Set in Mexico in the aftermath of the Mexican War of Independence (which ended in 1821), The Hacienda follows a young woman named Beatriz. Beatriz’s father, a respected general, ended up on the losing side of the war. As a result, Beatriz and her mother lost their home, their status, and everything they. In dire financial straits, Beatriz is determined to do whatever it takes to get her mother and herself out of this situation.
A solution appears in the form of Rodolfo, a wealthy man about whom Beatriz knows very little. Still, he owns a hacienda, he has good social standing, and he’s enchanted by Beatriz. Despite her mother’s protests, Beatriz marries him and heads out to the hacienda.
Beatriz has everything planned out: establish herself as the mistress of the hacienda, make the house a home, and then bring her mother to join her. But the household – and the house – have other plans. From the moment she steps through the door, Beatriz gets an ominous feeling. Rodolfo’s sister seems suspicious, and the kitchen help are constantly burning incense and scratching symbols in the doorways. Then there’s the mystery of what happened to Rodolfo’s first wife and whether history may be repeating.
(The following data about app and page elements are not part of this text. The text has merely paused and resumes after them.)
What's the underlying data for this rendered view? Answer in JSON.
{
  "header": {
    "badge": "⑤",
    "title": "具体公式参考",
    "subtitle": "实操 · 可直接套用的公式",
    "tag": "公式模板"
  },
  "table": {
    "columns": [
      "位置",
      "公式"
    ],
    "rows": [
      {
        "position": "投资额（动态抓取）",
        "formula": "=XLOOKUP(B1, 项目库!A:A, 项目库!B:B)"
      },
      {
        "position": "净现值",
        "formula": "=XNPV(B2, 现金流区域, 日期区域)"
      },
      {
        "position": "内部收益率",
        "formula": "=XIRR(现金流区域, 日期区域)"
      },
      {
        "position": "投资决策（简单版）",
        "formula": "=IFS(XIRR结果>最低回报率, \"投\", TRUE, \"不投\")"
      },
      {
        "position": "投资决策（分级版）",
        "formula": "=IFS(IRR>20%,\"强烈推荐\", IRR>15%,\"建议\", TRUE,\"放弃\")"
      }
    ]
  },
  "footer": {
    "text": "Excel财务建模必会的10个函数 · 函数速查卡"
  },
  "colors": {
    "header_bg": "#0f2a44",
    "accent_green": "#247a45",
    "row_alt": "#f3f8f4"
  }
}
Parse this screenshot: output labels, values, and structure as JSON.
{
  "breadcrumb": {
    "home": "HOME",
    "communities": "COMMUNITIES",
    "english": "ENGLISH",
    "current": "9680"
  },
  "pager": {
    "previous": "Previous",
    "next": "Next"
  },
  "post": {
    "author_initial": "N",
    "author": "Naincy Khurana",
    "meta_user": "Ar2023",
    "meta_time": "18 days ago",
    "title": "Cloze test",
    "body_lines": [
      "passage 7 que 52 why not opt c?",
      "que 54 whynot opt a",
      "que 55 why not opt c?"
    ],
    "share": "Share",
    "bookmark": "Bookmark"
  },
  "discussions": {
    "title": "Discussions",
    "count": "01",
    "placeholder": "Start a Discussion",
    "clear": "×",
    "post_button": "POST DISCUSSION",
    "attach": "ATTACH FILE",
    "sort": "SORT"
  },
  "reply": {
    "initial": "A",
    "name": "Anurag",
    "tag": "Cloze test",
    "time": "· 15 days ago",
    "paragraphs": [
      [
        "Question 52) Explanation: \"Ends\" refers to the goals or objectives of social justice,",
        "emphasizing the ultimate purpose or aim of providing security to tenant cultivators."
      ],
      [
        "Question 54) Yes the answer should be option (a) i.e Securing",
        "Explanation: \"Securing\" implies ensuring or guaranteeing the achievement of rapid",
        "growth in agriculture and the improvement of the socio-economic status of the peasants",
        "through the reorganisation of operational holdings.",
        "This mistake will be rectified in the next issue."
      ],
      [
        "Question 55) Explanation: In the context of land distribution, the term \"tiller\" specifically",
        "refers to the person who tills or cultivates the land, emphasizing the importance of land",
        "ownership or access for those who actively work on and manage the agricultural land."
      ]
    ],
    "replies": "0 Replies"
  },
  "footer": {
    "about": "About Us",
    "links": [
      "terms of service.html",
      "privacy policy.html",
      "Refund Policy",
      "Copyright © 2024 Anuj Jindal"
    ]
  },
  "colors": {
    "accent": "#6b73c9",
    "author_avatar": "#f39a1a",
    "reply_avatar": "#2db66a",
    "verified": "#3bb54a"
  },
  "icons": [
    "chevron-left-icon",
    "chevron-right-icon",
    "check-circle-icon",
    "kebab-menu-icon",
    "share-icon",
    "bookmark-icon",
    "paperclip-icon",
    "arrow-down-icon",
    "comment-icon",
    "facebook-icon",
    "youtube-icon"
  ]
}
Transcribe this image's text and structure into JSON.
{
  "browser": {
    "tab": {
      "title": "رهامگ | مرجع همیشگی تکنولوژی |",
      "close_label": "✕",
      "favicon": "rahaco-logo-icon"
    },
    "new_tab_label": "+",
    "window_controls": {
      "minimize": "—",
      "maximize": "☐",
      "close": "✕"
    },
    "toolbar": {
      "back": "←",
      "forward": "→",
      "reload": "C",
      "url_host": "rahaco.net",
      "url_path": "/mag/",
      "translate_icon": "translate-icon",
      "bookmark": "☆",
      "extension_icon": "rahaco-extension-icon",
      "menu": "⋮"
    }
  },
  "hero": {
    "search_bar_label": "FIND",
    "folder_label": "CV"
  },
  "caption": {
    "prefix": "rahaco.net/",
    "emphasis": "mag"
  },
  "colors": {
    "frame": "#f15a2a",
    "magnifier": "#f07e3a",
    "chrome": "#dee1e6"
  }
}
While all of this is going on, we meet Padre Andrés, a young Indigenous Catholic priest with deep connections to the hacienda and his own haunted past. As forces outside their control conspire against them, the priest and the new bride are drawn together.
This is a fast moving story and even when you have a good guess of what’s going to happen, you still want to keep reading to see how it plays out. There’s romance, of course – what kind of gothic novel wouldn’t have one? It’s a well-built romance, and one that stays true to the characters and their situations.
Cañas also does a wonderful job of situating readers in the historical landscape of revolutionary Mexico. Without becoming an academic paper, Cañas interrogates the impact of race and colonialism in Mexican society. It’s a complex topic, and yet it weaves in seamlessly with the story of a haunted house.
Part of the reason Beatriz jumps at the chance to marry a man like Rodolfo is her awareness that her father’s disgraced reputation in this new order and her darker skin tone significantly limit her marriage prospects. Meanwhile, Padre Andrés also grapples with his ethnic heritage, the spiritual practices he learned from his grandmother, and the faith instilled in him by the Catholic Church. The blending of Catholicism and Indigenous beliefs also rang true and was a welcomed addition to the story.
Most importantly, The Hacienda is a fun, engaging, and enthralling story. We get to jump between perspectives of Beatriz and Andrés, with a little bit of back and forth through time. Cañas handles both deftly. There was never a feeling of “ugh, did we have to switch characters” or anything like that. Instead, the two side complimented each other well and added to the depth of the story.
The Hacienda is Cañas’ debut novel and if this is her first, I can’t wait to see what she comes out with next!